I think I may have read a few too many War of the Roses novels because the current crop of books and authors (the notable exception being [a:Susan Higginbotham|260080|Susan Higginbotham|http://d.gr-assets.com/authors/1232260330p2/260080.jpg] and her excellent books [b:The Stolen Crown: The Secret Marriage that Forever Changed the Fate of England|9704024|The Stolen Crown The Secret Marriage that Forever Changed the Fate of England|Susan Higginbotham|http://d.gr-assets.com/books/1301956140s/9704024.jpg|7120992] & [b:The Queen of Last Hopes: The Story of Margaret of Anjou|10216416|The Queen of Last Hopes The Story of Margaret of Anjou|Susan Higginbotham|http://d.gr-assets.com/books/1328307012s/10216416.jpg|11114540]) seem to have a sameness about them and are very formulaic.
Stock ingredients for these novels include:
*Mary-Sue main character. Doesn't matter what the person was like in real life they are always beautiful, desirable and perfect in every way.
*Mary-Sue MC always marries for love, even if it is an arranged marriage for political purposes, and they always have great marital sex.
*Mary-Sue MC is always psychic, knowing what is best and what will happen despite more knowledgeable others being unable to see it. You'd think that she had the advantage of hindsight, honestly!
*Mary-Sue MC always shivers. A lot. I know it's supposed to be a premonition or some such rubbish, but it drives me nuts and just makes me want to yell "For gods sake woman, put a coat on!"
*Mary-Sue MC always has lots of modern sensibilities and is usually a woman who has/wants it all--marriage, great sex, supermum capabilities, great fashion sense (sometimes a couple of centuries ahead of the trends!) and is a pacifist, as well as having a good grasp on modern psychology.
*Political unsophistication, York=Good, Lancaster=bad. So if a character is referred to as a witch, is arrogant or selfish, beats his wife or makes babies/children cry when the approach them, you know they are Lancastrian.
*Tedious info dumps.
*Poor research leading to historical errors and anachronisms that throw you out of the story.
*And poor editing.
This one was no different to the rest, and included all of the above and it makes me wonder why the authors pick such interesting historical women to write about and then turn them into the equivalent of a Medieval Barbie doll.
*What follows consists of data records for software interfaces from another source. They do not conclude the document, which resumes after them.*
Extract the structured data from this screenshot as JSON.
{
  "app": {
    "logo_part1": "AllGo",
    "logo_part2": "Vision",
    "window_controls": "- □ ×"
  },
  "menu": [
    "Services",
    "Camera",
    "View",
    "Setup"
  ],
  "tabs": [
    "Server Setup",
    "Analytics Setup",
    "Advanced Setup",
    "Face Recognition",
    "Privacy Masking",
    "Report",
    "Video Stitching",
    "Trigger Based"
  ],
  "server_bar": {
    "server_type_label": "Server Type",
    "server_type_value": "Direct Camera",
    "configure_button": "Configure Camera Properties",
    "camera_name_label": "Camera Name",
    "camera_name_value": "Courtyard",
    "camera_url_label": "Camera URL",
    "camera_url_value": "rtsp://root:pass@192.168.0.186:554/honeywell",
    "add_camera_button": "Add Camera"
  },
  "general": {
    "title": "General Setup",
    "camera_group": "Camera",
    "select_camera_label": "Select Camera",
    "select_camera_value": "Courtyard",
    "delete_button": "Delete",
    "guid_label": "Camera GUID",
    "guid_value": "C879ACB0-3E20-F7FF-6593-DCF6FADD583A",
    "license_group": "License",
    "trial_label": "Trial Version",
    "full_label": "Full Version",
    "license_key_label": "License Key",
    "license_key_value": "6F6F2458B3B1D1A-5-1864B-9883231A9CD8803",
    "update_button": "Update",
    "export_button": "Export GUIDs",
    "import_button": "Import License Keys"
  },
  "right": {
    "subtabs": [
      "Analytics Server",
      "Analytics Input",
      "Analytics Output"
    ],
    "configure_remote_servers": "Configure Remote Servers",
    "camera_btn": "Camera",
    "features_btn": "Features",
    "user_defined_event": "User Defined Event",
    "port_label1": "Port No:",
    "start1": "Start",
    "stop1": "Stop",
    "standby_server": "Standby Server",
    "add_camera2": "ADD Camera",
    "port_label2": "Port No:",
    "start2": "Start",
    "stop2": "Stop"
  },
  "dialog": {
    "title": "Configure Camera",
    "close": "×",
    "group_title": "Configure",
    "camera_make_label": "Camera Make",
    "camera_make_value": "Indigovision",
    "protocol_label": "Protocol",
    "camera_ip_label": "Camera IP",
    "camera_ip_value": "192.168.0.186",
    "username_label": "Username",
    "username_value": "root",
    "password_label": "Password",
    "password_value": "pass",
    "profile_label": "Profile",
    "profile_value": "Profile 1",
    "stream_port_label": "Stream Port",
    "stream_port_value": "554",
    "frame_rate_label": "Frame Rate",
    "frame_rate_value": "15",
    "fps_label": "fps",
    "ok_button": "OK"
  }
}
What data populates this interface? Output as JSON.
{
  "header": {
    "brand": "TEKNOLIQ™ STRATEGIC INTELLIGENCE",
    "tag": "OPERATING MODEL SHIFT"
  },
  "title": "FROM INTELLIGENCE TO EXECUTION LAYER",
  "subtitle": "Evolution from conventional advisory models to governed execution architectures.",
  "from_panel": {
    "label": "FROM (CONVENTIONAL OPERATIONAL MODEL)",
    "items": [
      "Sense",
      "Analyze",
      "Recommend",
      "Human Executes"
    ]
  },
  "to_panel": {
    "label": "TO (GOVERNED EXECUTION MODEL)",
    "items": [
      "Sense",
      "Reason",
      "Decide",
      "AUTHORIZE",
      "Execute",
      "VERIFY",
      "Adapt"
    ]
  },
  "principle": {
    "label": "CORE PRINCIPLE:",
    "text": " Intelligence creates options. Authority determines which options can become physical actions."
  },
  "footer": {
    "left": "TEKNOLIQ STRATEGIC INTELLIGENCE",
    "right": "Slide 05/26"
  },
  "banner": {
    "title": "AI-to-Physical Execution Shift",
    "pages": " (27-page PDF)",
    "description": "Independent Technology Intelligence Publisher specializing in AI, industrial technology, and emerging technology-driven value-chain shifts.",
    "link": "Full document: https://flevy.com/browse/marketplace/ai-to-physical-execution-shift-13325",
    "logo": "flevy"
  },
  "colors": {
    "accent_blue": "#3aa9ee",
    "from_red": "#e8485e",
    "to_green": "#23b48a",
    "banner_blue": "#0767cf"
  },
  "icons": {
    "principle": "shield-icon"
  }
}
I was interested in reading this book because it was about Cecily Neville and as I had mostly enjoyed some of Anne Easter Smith's previous novels I had reasonable expectations for this one. Needless to say I was disappointed, but worse than that I was bored, and boring for 500 odd pages is pretty punishing. It delivered no real information about the real Cecily and left off her life just when it could've got interesting.
I mean, how does a pious woman react when her youngest son accuses her of adultery so he can bastardize his brother's children (her grandchildren) and seize the throne from them? I would've love to have seen Easter Smith's Mary-Sue Cecily handle that, along with the execution of one of her sons by another of her sons. But alas Easter Smith didn't want to deal with the real difficulties of the real Cecily's life so we are non the wiser.
You may like this book if you are looking for a shallow historical romance, and are not worried too much about the details, historical or otherwise. But be warned, if you are looking for interesting and meaty historical fiction you won't find it here, it is far too silly and fluffy to be taken seriously.